Then he meets Katie, who’s just like a rom-com heroine. She’s sharp, funny, sweet, and as into music and punk culture as Nick is. What’s more, he’s incredibly attracted to her—even though she’s a woman. Nick has never considered that he might be bisexual, but his feelings for Katie are definitely real.
When Katie reveals that she’s transgender, Nick starts to see how much he doesn’t understand about the world, queer identity, and himself. He is hopelessly in love with Katie, but this isn’t a fairy tale, and Nick’s friends and family may not accept his new relationship. If he wants it all, he has to have the courage to make his fantasy a reality.
Hopeless Romantic has the feeling of a coming of age story, but the characters are older than average. Which created the illusion of reading to parallel stories. Nick’s re-discovery of his sexuality and how he acted around his friends being one and his conversations with Katie about philosophy and music showing their maturity, the other.
I’m not a music person, but I’m part of the same generation the characters used to connect with each other. I might not know all the references, but the author provided enough context to understand how their conversations were part of their self-expression. And since I am a perpetual student too, I love the over-the-top exchanges.

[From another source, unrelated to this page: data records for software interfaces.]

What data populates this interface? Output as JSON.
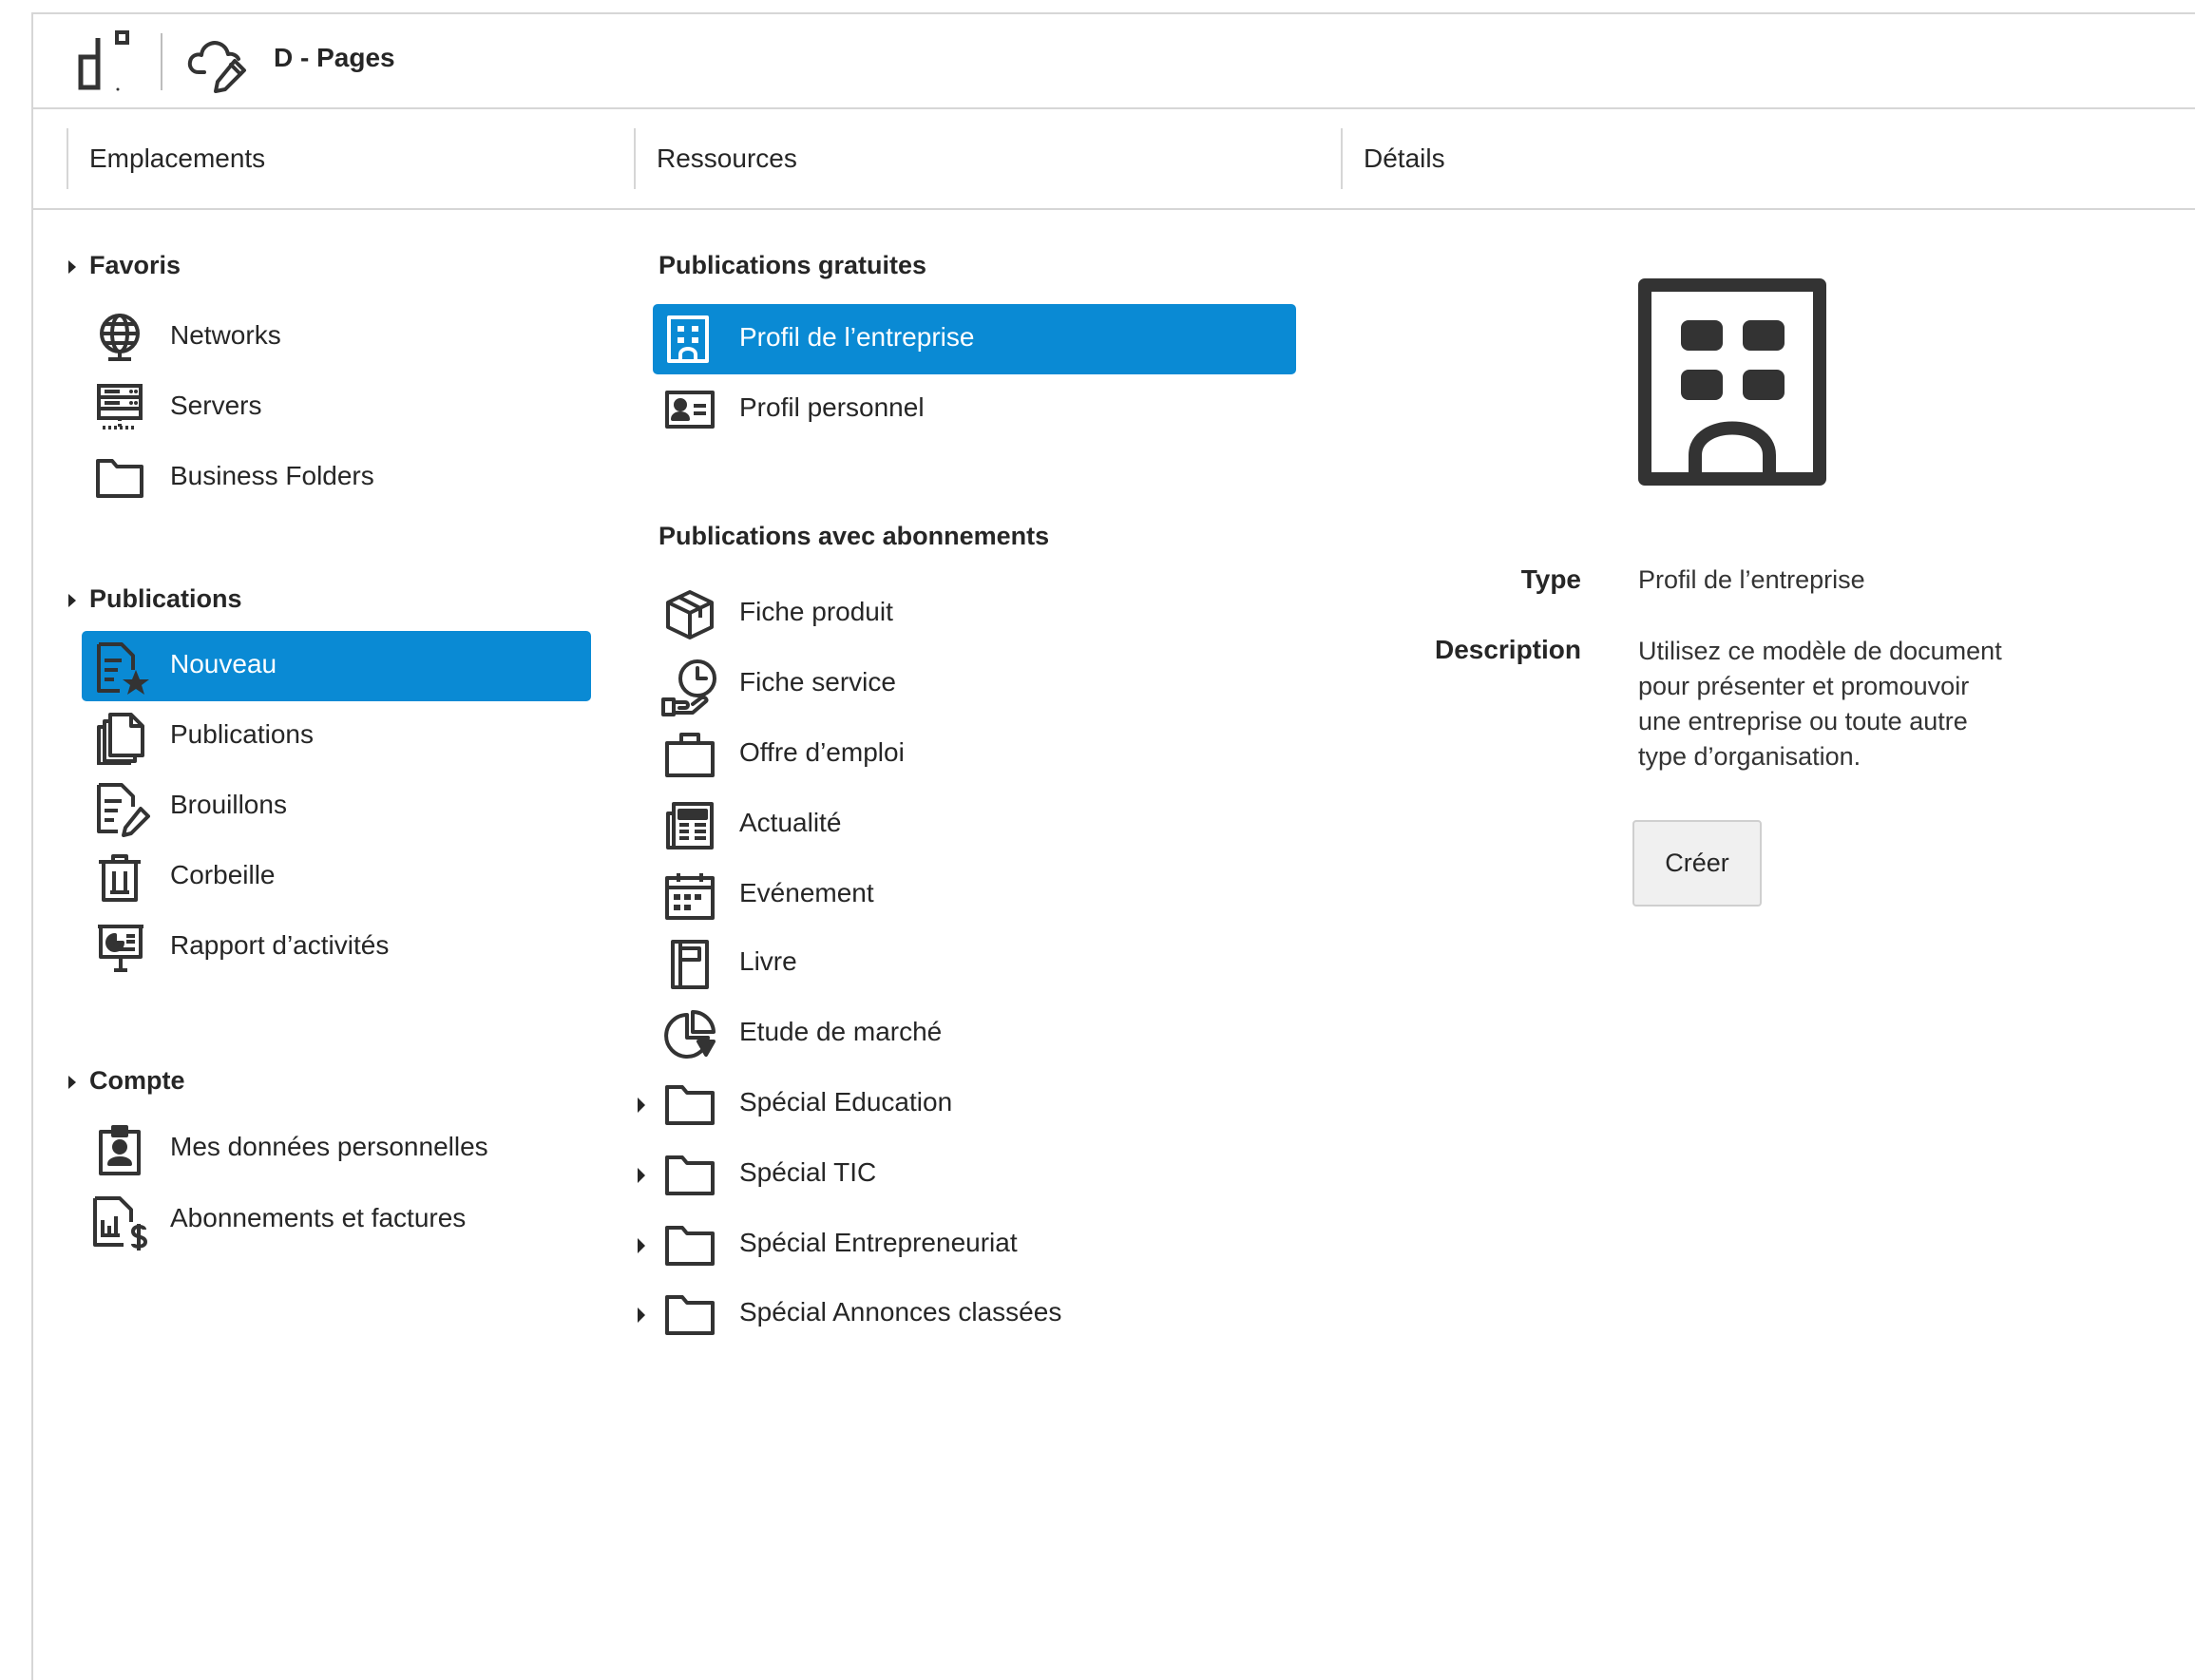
{
  "app": {
    "title": "D - Pages"
  },
  "columns": {
    "locations": "Emplacements",
    "resources": "Ressources",
    "details": "Détails"
  },
  "left": {
    "favorites": {
      "title": "Favoris",
      "items": [
        {
          "label": "Networks",
          "icon": "globe-icon"
        },
        {
          "label": "Servers",
          "icon": "server-icon"
        },
        {
          "label": "Business Folders",
          "icon": "folder-icon"
        }
      ]
    },
    "publications": {
      "title": "Publications",
      "items": [
        {
          "label": "Nouveau",
          "icon": "new-document-star-icon",
          "selected": true
        },
        {
          "label": "Publications",
          "icon": "documents-stack-icon"
        },
        {
          "label": "Brouillons",
          "icon": "document-edit-icon"
        },
        {
          "label": "Corbeille",
          "icon": "trash-icon"
        },
        {
          "label": "Rapport d’activités",
          "icon": "presentation-chart-icon"
        }
      ]
    },
    "account": {
      "title": "Compte",
      "items": [
        {
          "label": "Mes données personnelles",
          "icon": "badge-person-icon"
        },
        {
          "label": "Abonnements et factures",
          "icon": "invoice-dollar-icon"
        }
      ]
    }
  },
  "middle": {
    "free": {
      "title": "Publications gratuites",
      "items": [
        {
          "label": "Profil de l’entreprise",
          "icon": "building-icon",
          "selected": true
        },
        {
          "label": "Profil personnel",
          "icon": "contact-card-icon"
        }
      ]
    },
    "subscriptions": {
      "title": "Publications avec abonnements",
      "items": [
        {
          "label": "Fiche produit",
          "icon": "box-icon"
        },
        {
          "label": "Fiche service",
          "icon": "clock-hand-icon"
        },
        {
          "label": "Offre d’emploi",
          "icon": "briefcase-icon"
        },
        {
          "label": "Actualité",
          "icon": "newspaper-icon"
        },
        {
          "label": "Evénement",
          "icon": "calendar-icon"
        },
        {
          "label": "Livre",
          "icon": "book-icon"
        },
        {
          "label": "Etude de marché",
          "icon": "pie-chart-icon"
        },
        {
          "label": "Spécial Education",
          "icon": "folder-icon",
          "expandable": true
        },
        {
          "label": "Spécial TIC",
          "icon": "folder-icon",
          "expandable": true
        },
        {
          "label": "Spécial Entrepreneuriat",
          "icon": "folder-icon",
          "expandable": true
        },
        {
          "label": "Spécial Annonces classées",
          "icon": "folder-icon",
          "expandable": true
        }
      ]
    }
  },
  "details": {
    "type_label": "Type",
    "type_value": "Profil de l’entreprise",
    "description_label": "Description",
    "description_lines": [
      "Utilisez ce modèle de document",
      "pour présenter et promouvoir",
      "une entreprise ou toute autre",
      "type d’organisation."
    ],
    "create_label": "Créer"
  },
  "colors": {
    "accent": "#0a8ad4",
    "text": "#262626",
    "border": "#d6d6d6"
  }
}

Both main characters had a strong arc. Not only we get to know them personally but in relationship to their friendships and families. They didn’t live in a vacuum. The world around them was as important as their intimate moments. Even when some of those aspects were too juvenile for their characterization.
I’m glad Katie felt comfortable enough to be open to a relationship with someone that didn’t know everything about what her transition meant to her and to others. She was patient and perhaps too ready to forgive him, but in the end, it worked for their particular situation.
Nick’s characterization started blatantly transphobic, biphobic, and uninformed in relation to asexuality and other areas of the spectrum, but I think he represents many people in and out of the LGBTQ community. He reads as an insensitive prick, but I think that was the author’s intent. To show how misconceptions are hurtful and plain damaging. We get to experience Nick’s growth and how Katie and Tucker were there for him, even when it wasn’t their responsibility to educate him.
The secondary characters are lovely and the settings descriptions detailed enough to bring the reader into the different locations. There’s a lot happening in the story, many references to music and philosophical topics, but those never take over the story. Everything is interconnected to create a fictional atmosphere with enough consequence to be realistic.
There are some points the author is trying to show that seem a bit clinical. I think the book is more about Nick’s journey than anything else. As a couple, the main characters are sweet and their growing love ever present. Plus, they aren’t shy with each other. It’s one of the points they discovered/worked together.
The cover by Vivian Ng was the first thing that called my attention, together with the title. I like how it goes with the story and the scenes between Katie and Nick.
ebook, 289 pages
Published: April 10, 2017, by Riptide Publishing
Edition Language: English